Task item:
Scan each line of the entries below for the word "true" and count the ones where it appears. The answer is that number alone.
== Exercise data
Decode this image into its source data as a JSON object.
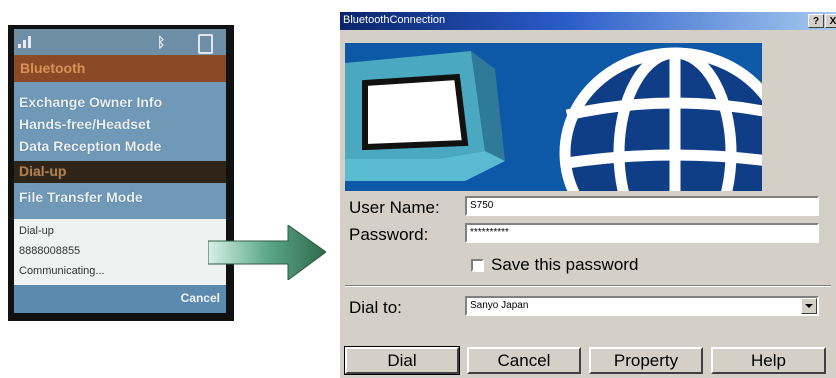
{
  "phone": {
    "header": "Bluetooth",
    "menu_items": [
      {
        "label": "Exchange Owner Info",
        "selected": false
      },
      {
        "label": "Hands-free/Headset",
        "selected": false
      },
      {
        "label": "Data Reception Mode",
        "selected": false
      },
      {
        "label": "Dial-up",
        "selected": true
      },
      {
        "label": "File Transfer Mode",
        "selected": false
      }
    ],
    "popup": {
      "line1": "Dial-up",
      "line2": "8888008855",
      "line3": "Communicating..."
    },
    "softkey": "Cancel"
  },
  "dialog": {
    "title": "BluetoothConnection",
    "help_btn": "?",
    "close_btn": "X",
    "user_name_label": "User Name:",
    "user_name_value": "S750",
    "password_label": "Password:",
    "password_value": "**********",
    "save_password_label": "Save this password",
    "save_password_checked": false,
    "dial_to_label": "Dial to:",
    "dial_to_value": "Sanyo Japan",
    "buttons": {
      "dial": "Dial",
      "cancel": "Cancel",
      "property": "Property",
      "help": "Help"
    }
  },
  "colors": {
    "titlebar": "#0a246a",
    "dialog_face": "#d4d0c8",
    "phone_bg": "#6f99b7",
    "phone_header": "#8a4a26",
    "banner_blue": "#0e58a8"
  },
  "icons": [
    "signal-icon",
    "bluetooth-icon",
    "battery-icon",
    "arrow-right-icon",
    "monitor-icon",
    "globe-icon",
    "dropdown-arrow-icon"
  ]
}
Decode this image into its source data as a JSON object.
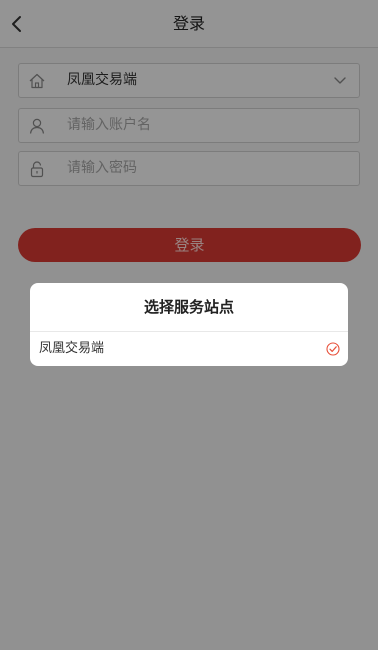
{
  "header": {
    "title": "登录"
  },
  "form": {
    "station_value": "凤凰交易端",
    "account_placeholder": "请输入账户名",
    "password_placeholder": "请输入密码",
    "login_label": "登录"
  },
  "dialog": {
    "title": "选择服务站点",
    "options": [
      {
        "label": "凤凰交易端",
        "selected": true
      }
    ]
  },
  "colors": {
    "brand": "#d83a33",
    "check": "#e8503a",
    "overlay": "rgba(0,0,0,0.4)"
  },
  "icons": [
    "back-icon",
    "home-icon",
    "chevron-down-icon",
    "user-icon",
    "lock-icon",
    "check-circle-icon"
  ]
}
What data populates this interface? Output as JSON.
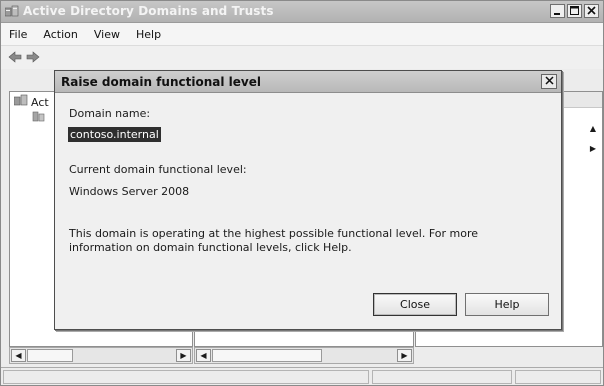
{
  "main_window": {
    "title": "Active Directory Domains and Trusts",
    "menu": [
      "File",
      "Action",
      "View",
      "Help"
    ],
    "tree": {
      "root_label": "Act"
    }
  },
  "dialog": {
    "title": "Raise domain functional level",
    "domain_name_label": "Domain name:",
    "domain_name_value": "contoso.internal",
    "current_level_label": "Current domain functional level:",
    "current_level_value": "Windows Server 2008",
    "info_text": "This domain is operating at the highest possible functional level. For more information on domain functional levels, click Help.",
    "close_label": "Close",
    "help_label": "Help"
  },
  "icons": {
    "app": "ad-domains-trusts-icon",
    "back": "back-arrow-icon",
    "forward": "forward-arrow-icon",
    "close": "close-icon",
    "minimize": "minimize-icon",
    "maximize": "maximize-icon"
  }
}
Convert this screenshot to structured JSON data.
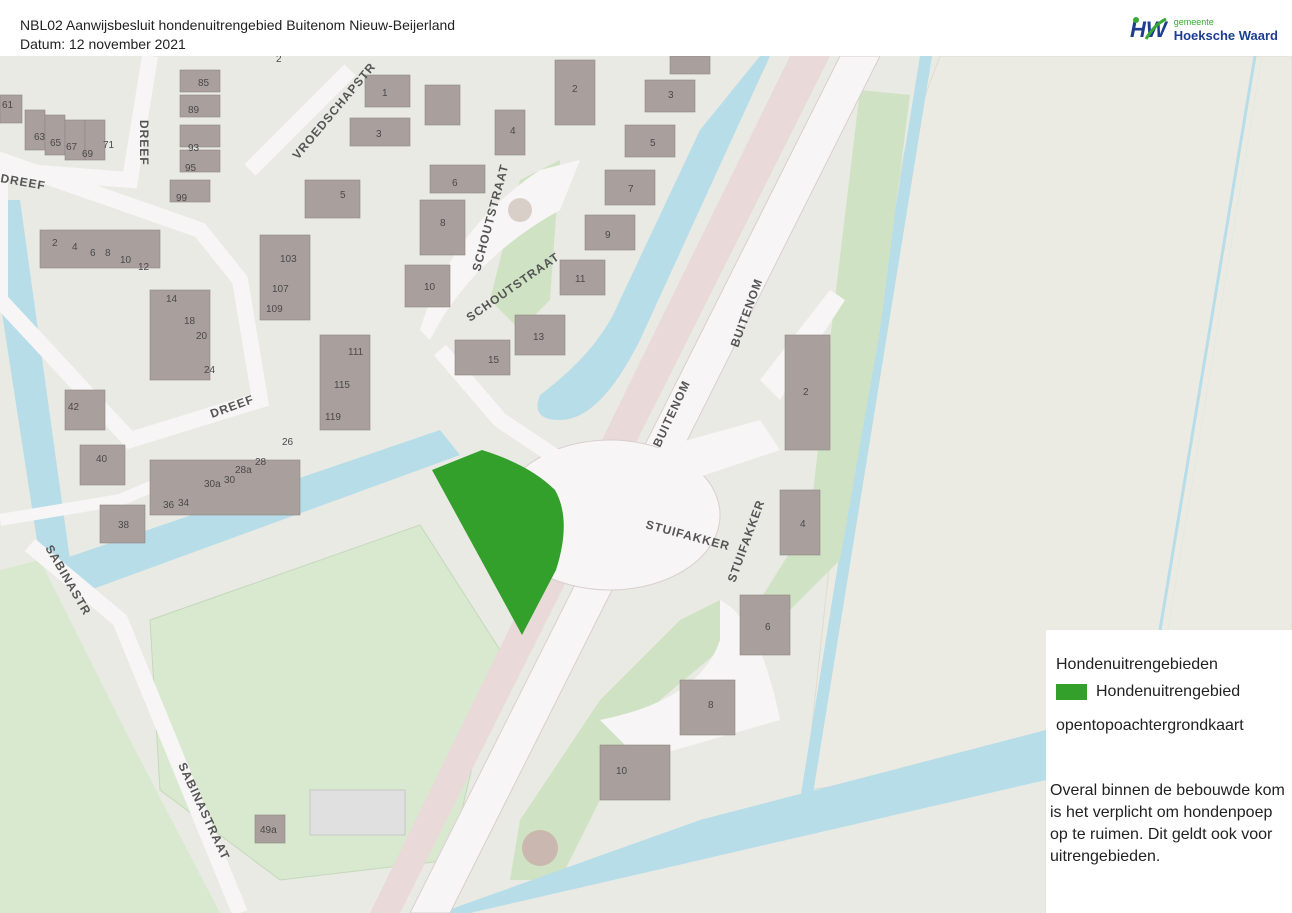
{
  "header": {
    "title": "NBL02 Aanwijsbesluit hondenuitrengebied Buitenom Nieuw-Beijerland",
    "date": "Datum: 12 november 2021"
  },
  "logo": {
    "mark": "HW",
    "small": "gemeente",
    "name": "Hoeksche Waard",
    "colors": {
      "green": "#39a935",
      "blue": "#1d3d8f"
    }
  },
  "legend": {
    "heading": "Hondenuitrengebieden",
    "item_label": "Hondenuitrengebied",
    "item_color": "#34a02c",
    "basemap_label": "opentopoachtergrondkaart",
    "note": "Overal binnen de bebouwde kom is het verplicht om hondenpoep op te ruimen. Dit geldt ook voor uitrengebieden."
  },
  "map": {
    "colors": {
      "land": "#e9eae4",
      "road": "#f7f5f5",
      "road_edge": "#d9cfcf",
      "water": "#b7dde9",
      "grass": "#cfe3c4",
      "field": "#ecebe3",
      "building": "#a99f9c",
      "dog_area": "#34a02c"
    },
    "streets": {
      "dreef_1": "DREEF",
      "dreef_2": "DREEF",
      "dreef_3": "DREEF",
      "vroedschapstr": "VROEDSCHAPSTR",
      "schoutstraat_1": "SCHOUTSTRAAT",
      "schoutstraat_2": "SCHOUTSTRAAT",
      "buitenom_1": "BUITENOM",
      "buitenom_2": "BUITENOM",
      "stuifakker_1": "STUIFAKKER",
      "stuifakker_2": "STUIFAKKER",
      "sabinastr": "SABINASTR",
      "sabinastraat": "SABINASTRAAT"
    },
    "house_numbers": {
      "h61": "61",
      "h63": "63",
      "h65": "65",
      "h67": "67",
      "h69": "69",
      "h71": "71",
      "h85": "85",
      "h89": "89",
      "h93": "93",
      "h95": "95",
      "h99": "99",
      "h1": "1",
      "h3": "3",
      "h5": "5",
      "h6": "6",
      "h8": "8",
      "h10": "10",
      "h4": "4",
      "h2": "2",
      "h103": "103",
      "h107": "107",
      "h109": "109",
      "h111": "111",
      "h115": "115",
      "h119": "119",
      "h13": "13",
      "h15": "15",
      "e3": "3",
      "e5": "5",
      "e7": "7",
      "e9": "9",
      "e11": "11",
      "e2top": "2",
      "d2": "2",
      "d4": "4",
      "d6": "6",
      "d8": "8",
      "d10": "10",
      "d12": "12",
      "d14": "14",
      "d18": "18",
      "d20": "20",
      "d24": "24",
      "d42": "42",
      "d40": "40",
      "d38": "38",
      "d36": "36",
      "d34": "34",
      "d30a": "30a",
      "d30": "30",
      "d28a": "28a",
      "d28": "28",
      "d26": "26",
      "s2": "2",
      "s4": "4",
      "s6": "6",
      "s8": "8",
      "s10": "10",
      "h49a": "49a"
    }
  }
}
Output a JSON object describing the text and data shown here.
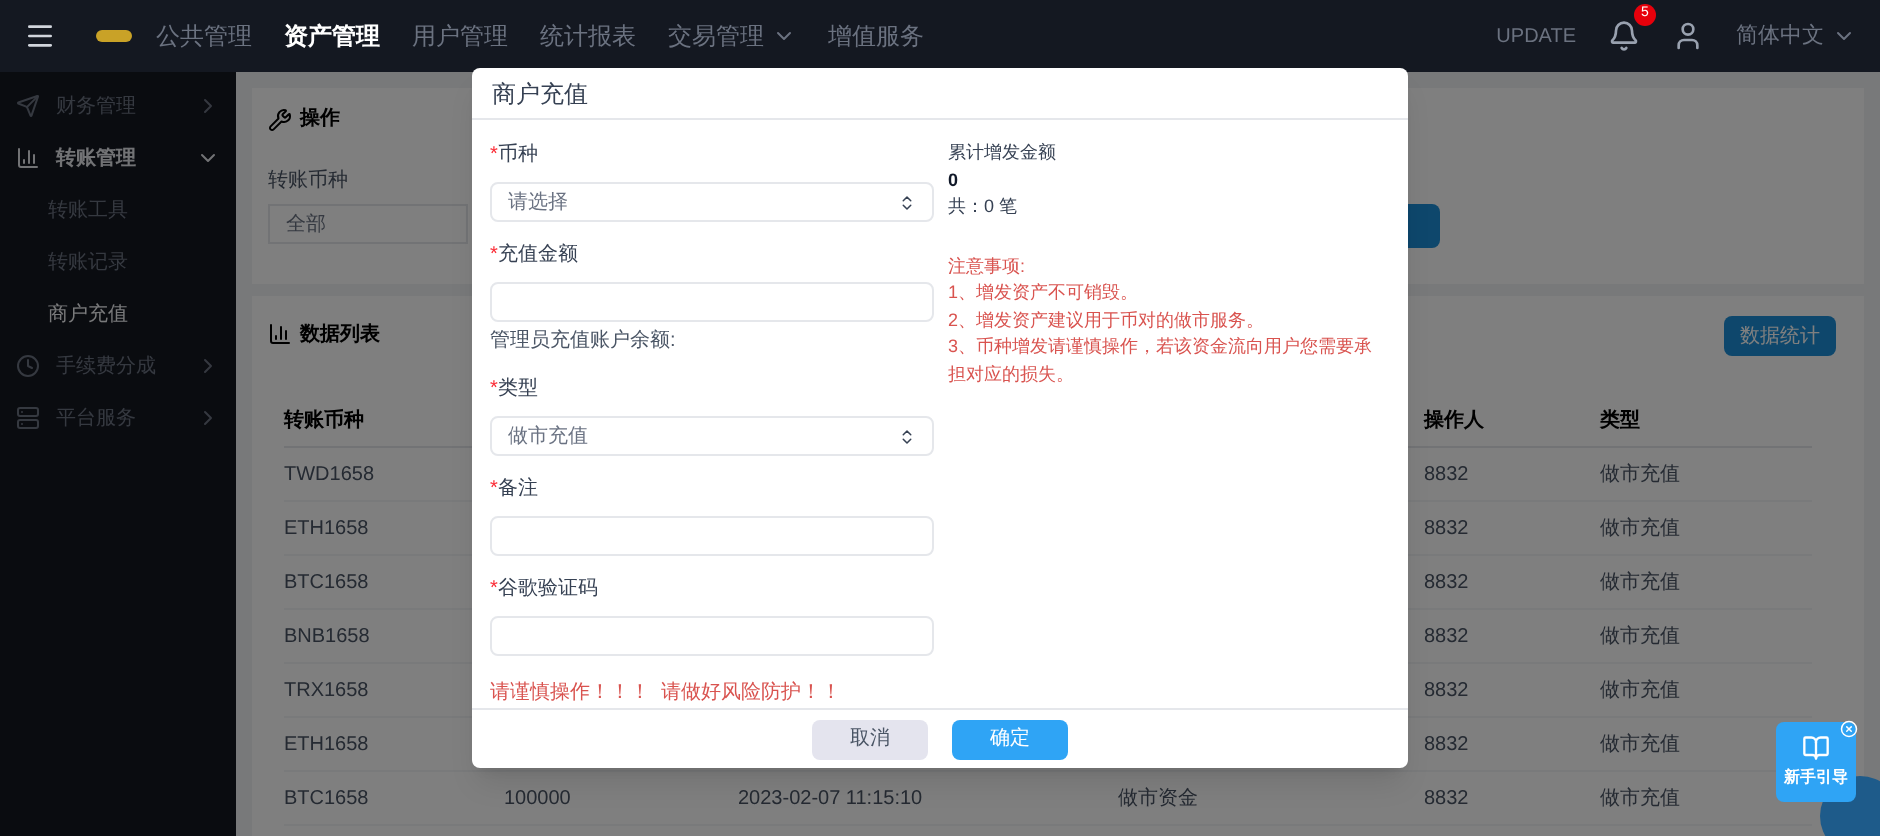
{
  "top_nav": {
    "items": [
      {
        "label": "公共管理",
        "selected": false,
        "has_caret": false
      },
      {
        "label": "资产管理",
        "selected": true,
        "has_caret": false
      },
      {
        "label": "用户管理",
        "selected": false,
        "has_caret": false
      },
      {
        "label": "统计报表",
        "selected": false,
        "has_caret": false
      },
      {
        "label": "交易管理",
        "selected": false,
        "has_caret": true
      },
      {
        "label": "增值服务",
        "selected": false,
        "has_caret": false
      }
    ],
    "update_label": "UPDATE",
    "notification_count": "5",
    "language": "简体中文"
  },
  "sidebar": {
    "items": [
      {
        "label": "财务管理",
        "expanded": false
      },
      {
        "label": "转账管理",
        "expanded": true,
        "children": [
          {
            "label": "转账工具",
            "selected": false
          },
          {
            "label": "转账记录",
            "selected": false
          },
          {
            "label": "商户充值",
            "selected": true
          }
        ]
      },
      {
        "label": "手续费分成",
        "expanded": false
      },
      {
        "label": "平台服务",
        "expanded": false
      }
    ]
  },
  "operation_panel": {
    "title": "操作",
    "currency_label": "转账币种",
    "currency_value": "全部"
  },
  "data_panel": {
    "title": "数据列表",
    "stats_button": "数据统计",
    "columns": [
      "转账币种",
      "操作人",
      "类型"
    ],
    "rows": [
      {
        "currency": "TWD1658",
        "operator": "8832",
        "type": "做市充值"
      },
      {
        "currency": "ETH1658",
        "operator": "8832",
        "type": "做市充值"
      },
      {
        "currency": "BTC1658",
        "operator": "8832",
        "type": "做市充值"
      },
      {
        "currency": "BNB1658",
        "operator": "8832",
        "type": "做市充值"
      },
      {
        "currency": "TRX1658",
        "operator": "8832",
        "type": "做市充值"
      },
      {
        "currency": "ETH1658",
        "operator": "8832",
        "type": "做市充值"
      },
      {
        "currency": "BTC1658",
        "column_2": "100000",
        "column_3": "2023-02-07 11:15:10",
        "column_4": "做市资金",
        "operator": "8832",
        "type": "做市充值"
      }
    ]
  },
  "dialog": {
    "title": "商户充值",
    "fields": [
      {
        "kind": "select",
        "label": "币种",
        "required_mark": "*",
        "value": "请选择"
      },
      {
        "kind": "input",
        "label": "充值金额",
        "required_mark": "*",
        "hint": "管理员充值账户余额:"
      },
      {
        "kind": "select",
        "label": "类型",
        "required_mark": "*",
        "value": "做市充值"
      },
      {
        "kind": "input",
        "label": "备注",
        "required_mark": "*"
      },
      {
        "kind": "input",
        "label": "谷歌验证码",
        "required_mark": "*"
      }
    ],
    "warning": "请谨慎操作！！！  请做好风险防护！！",
    "summary": {
      "label": "累计增发金额",
      "amount": "0",
      "count": "共：0 笔"
    },
    "notice": {
      "title": "注意事项:",
      "lines": [
        "1、增发资产不可销毁。",
        "2、增发资产建议用于币对的做市服务。",
        "3、币种增发请谨慎操作，若该资金流向用户您需要承担对应的损失。"
      ]
    },
    "cancel_button": "取消",
    "confirm_button": "确定"
  },
  "guide_widget": {
    "label": "新手引导"
  }
}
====
Output for this exercise:
6